While, of course, you can spend much, much more on a bike, by our reckoning it’s at around the £1,000 mark that you’re looking at getting a really good machine, and one thoroughly capable of handling a range of riding from the daily commute to the club run, or 100-mile sportive to your first crit race.
What will £1,000 get me?
What can you expect if you want the best road bike for less than £1,000? Firstly, not all of the bikes we’ve featured here are right on the money at a £1,000 – the cheapest is £699, and they rise right up to the £1k threshold.
– Six essential considerations when buying a new road bike –
Aluminium frames dominate at this price point and for good reason. Aluminium is significantly cheaper than carbon fibre and modern manufacturing techniques mean bike brands can put together an alloy frame which is relatively light, stiff and, certainly by old standards, comfortable – a combination which, in many cases, more than matches entry-level carbon fibre. However, it is possible to get a carbon-framed road bike for less than £1,000 and we’ve included three options here.
Not all frames are equal and when buying a bike you should have a careful think about what you want out of it. Key considerations should be versatility and geometry. What type of geometry will suit your riding style? Something race-focused and aggressive, or a more relaxed, sportive-style position also generally better suited to new riders? In reality, almost all bikes at this price point are likely to be geared towards the latter. Otherwise, do you want a four-seasons bike with mudguard (and perhaps rack) mounts and wide tyre clearance?
– Buyer’s guide: five essential items for new cyclists –
Then it’s on to the spec and, first up, the groupset – essentially the gears and brakes. Shimano dominates the groupset market, particularly at this level, and you can expect to see Tiagra, which sits fourth in the Japanese firm’s groupset hierarchy, on plenty of bikes, though some manufacturers manage to spec the third-tier 105 groupset, which represents excellent value and will save some weight, as well as offer a small performance benefit.

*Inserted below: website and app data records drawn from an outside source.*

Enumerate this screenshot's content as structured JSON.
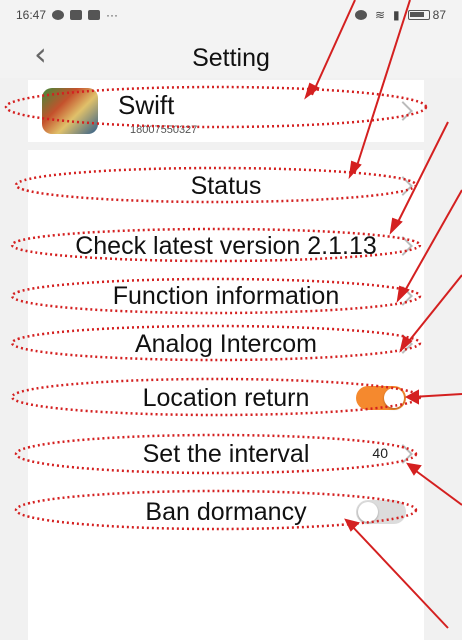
{
  "status_bar": {
    "time": "16:47",
    "battery": "87"
  },
  "header": {
    "back_icon": "chevron-left-icon",
    "title": "Setting"
  },
  "profile": {
    "name": "Swift",
    "phone": "18007550327"
  },
  "settings": {
    "status": "Status",
    "check_version": "Check latest version 2.1.13",
    "function_info": "Function information",
    "analog_intercom": "Analog Intercom",
    "location_return": "Location return",
    "location_return_on": true,
    "set_interval": "Set the interval",
    "interval_value": "40",
    "ban_dormancy": "Ban dormancy",
    "ban_dormancy_on": false
  },
  "colors": {
    "toggle_on": "#f5892e",
    "annotation": "#d42020"
  }
}
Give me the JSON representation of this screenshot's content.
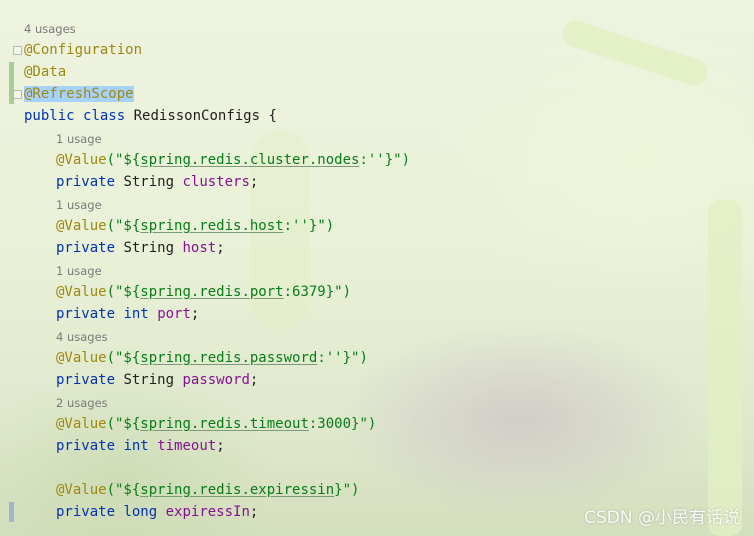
{
  "editor": {
    "class_usages": "4 usages",
    "annotations": {
      "configuration": "@Configuration",
      "data": "@Data",
      "refresh_scope": "@RefreshScope"
    },
    "class_decl": {
      "public": "public",
      "class": "class",
      "name": "RedissonConfigs {"
    },
    "fields": [
      {
        "usages": "1 usage",
        "annotation": "@Value",
        "open": "(\"${",
        "property": "spring.redis.cluster.nodes",
        "default": ":''}",
        "close": "\")",
        "modifier": "private",
        "type": "String",
        "name": "clusters",
        "end": ";"
      },
      {
        "usages": "1 usage",
        "annotation": "@Value",
        "open": "(\"${",
        "property": "spring.redis.host",
        "default": ":''}",
        "close": "\")",
        "modifier": "private",
        "type": "String",
        "name": "host",
        "end": ";"
      },
      {
        "usages": "1 usage",
        "annotation": "@Value",
        "open": "(\"${",
        "property": "spring.redis.port",
        "default": ":6379}",
        "close": "\")",
        "modifier": "private",
        "type": "int",
        "name": "port",
        "end": ";"
      },
      {
        "usages": "4 usages",
        "annotation": "@Value",
        "open": "(\"${",
        "property": "spring.redis.password",
        "default": ":''}",
        "close": "\")",
        "modifier": "private",
        "type": "String",
        "name": "password",
        "end": ";"
      },
      {
        "usages": "2 usages",
        "annotation": "@Value",
        "open": "(\"${",
        "property": "spring.redis.timeout",
        "default": ":3000}",
        "close": "\")",
        "modifier": "private",
        "type": "int",
        "name": "timeout",
        "end": ";"
      },
      {
        "usages": "",
        "annotation": "@Value",
        "open": "(\"${",
        "property": "spring.redis.expiressin",
        "default": "}",
        "close": "\")",
        "modifier": "private",
        "type": "long",
        "name": "expiressIn",
        "end": ";"
      }
    ]
  },
  "watermark": "CSDN @小民有话说",
  "colors": {
    "annotation": "#9e880d",
    "keyword": "#0033b3",
    "field": "#871094",
    "string": "#067d17",
    "selection": "#a6d2ff",
    "gutter_change": "#a7cf95"
  }
}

Tiagra, however, is now a very good gruppo in its own right thanks to an update which saw it borrow technology found further up the Shimano range. Look out for bikes with a complete groupset, rather than mis-matched components (the chainset is the most common part of the groupset to be switched) to save money, but it needn’t be a deal breaker. Bike brands face a balancing act to spec a bike at a competitive price – some place more emphasis on the quality of the frame, some on the spec, and some try to hit the middle ground between the two.
– Beginner’s guide: how to use road bike gears –
However, it’s with the wheels that manufacturers will typically look to save money to keep the price under control, so don’t expect anything to set the world alight. What you should expect are robust, reliable wheels which will serve you well for general riding, but in the long term you may want to upgrade. Tyres are an easier, more immediate upgrade opportunity, and one which can transform a ride, particularly if the types specced on the bike are hard and sluggish, and you swap in something more supple and faster. Finally, many brands will use in-house finishing kit (handlebar, stem, seatpost, saddle) to complete the spec. That’s not necessarily a bad thing – it’s likely to be solid, reliable kit, and, once again, keeps a lid on the price you pay.
That’s a quick overview of what you might get for your money, so now let’s take a look at 13 bikes under £1,000 which have caught our eye.